Trudeau Announces First Housing Accelerator Fund Deal With London, Ontario

Trudeau Announces First Housing Accelerator Fund Deal With London, Ontario
New homes are constructed in Ottawa on Aug. 14, 2023. (The Canadian Press/Sean Kilpatrick)

The Liberal government announced a $74 million deal with the Ontario city of London to expedite the development of more than 2,000 housing units over the next three years.

“I want to challenge other mayors right across the country to step up with their proposals so we can get building more homes, increasing supply and lowering the prices for families,” Prime Minister Justin Trudeau said from London on Sept. 13.

The $4 billion Housing Accelerator Fund was funded in Budget 2022 and launched in March. It aims to cut through red tape with as-of-right zoning for high-density housing along transit lines and ameliorate permitting processes. London’s plan also earmarked city-owned lands for additional development.

The government says it is focused on increasing supply to rectify the housing crisis, and the Housing Accelerator Fund will create 100,000 affordable homes through similar deals with municipalities across the country.

The fund also aims to build duplexes, triplexes, and other smaller multifamily dwellings.

“We need to build more homes faster here in London, but also right across the country, because we’re facing a shortage of housing right now, and that’s why prices of homes have become far too high,” Mr. Trudeau said.

“It’s not fair to young people who feel like cities are turning their backs on them.
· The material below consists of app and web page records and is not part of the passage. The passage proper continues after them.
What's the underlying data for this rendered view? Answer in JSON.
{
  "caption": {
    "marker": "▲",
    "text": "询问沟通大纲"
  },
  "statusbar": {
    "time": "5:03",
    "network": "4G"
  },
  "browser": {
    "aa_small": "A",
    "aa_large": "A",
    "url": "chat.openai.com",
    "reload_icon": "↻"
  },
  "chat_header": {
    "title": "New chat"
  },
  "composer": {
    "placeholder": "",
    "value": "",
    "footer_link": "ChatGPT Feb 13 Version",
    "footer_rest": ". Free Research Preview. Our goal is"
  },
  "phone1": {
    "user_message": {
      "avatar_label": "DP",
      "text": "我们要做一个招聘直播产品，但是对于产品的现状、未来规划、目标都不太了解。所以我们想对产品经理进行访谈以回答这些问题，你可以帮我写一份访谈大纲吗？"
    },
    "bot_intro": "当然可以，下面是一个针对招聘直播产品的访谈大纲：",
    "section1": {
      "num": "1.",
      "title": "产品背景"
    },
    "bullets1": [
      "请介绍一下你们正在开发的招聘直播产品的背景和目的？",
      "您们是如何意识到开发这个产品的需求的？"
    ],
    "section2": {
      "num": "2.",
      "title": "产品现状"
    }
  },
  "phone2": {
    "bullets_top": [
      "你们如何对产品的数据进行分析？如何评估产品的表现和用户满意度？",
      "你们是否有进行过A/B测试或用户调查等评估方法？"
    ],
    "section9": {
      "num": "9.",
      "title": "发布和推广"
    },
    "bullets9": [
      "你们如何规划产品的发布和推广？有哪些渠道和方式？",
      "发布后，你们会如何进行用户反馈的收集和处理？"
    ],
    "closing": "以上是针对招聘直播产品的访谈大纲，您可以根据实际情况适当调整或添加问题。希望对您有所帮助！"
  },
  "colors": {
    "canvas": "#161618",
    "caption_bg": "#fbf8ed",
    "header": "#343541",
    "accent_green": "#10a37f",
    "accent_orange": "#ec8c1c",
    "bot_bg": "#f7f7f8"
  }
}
When housing is that expensive, young people feel like cities don’t want them. They feel like they can’t succeed. But if young people can’t succeed in our cities, then where can they succeed?”

Asked by The Epoch Times how many municipalities have applied for funding through the Housing Accelerator Fund, the Canada Mortgage and Housing Corporation (CMHC) wouldn’t provide figures, but said participation has been high across the country.

The fund application window is officially closed, but certain communities with scarcer resources have been granted an extension until Sept. 29.

Housing Minister Sean Fraser was also on hand and said the government would look for ways to reduce builders’ financial burdens, and even teased a more cost-effective way of building homes.

“We will be looking for ways to boost the productive capacity through training, through immigration, and through innovation by having more homes built in factories, among other things,” he said.

Pressed several times by reporters about his housing strategy, Mr. Trudeau talked about the importance of collaboration between all orders of government, the private and public sectors, and nonprofits.

The Sept. 13 press conference began with remarks from London West MP Arielle Kayabaga, a 32-year-old single mother who, days earlier, said she could not afford a home on her parliamentary salary.

According to CMHC, Canada will need 3.5 million new homes by 2030 in order to make them affordable.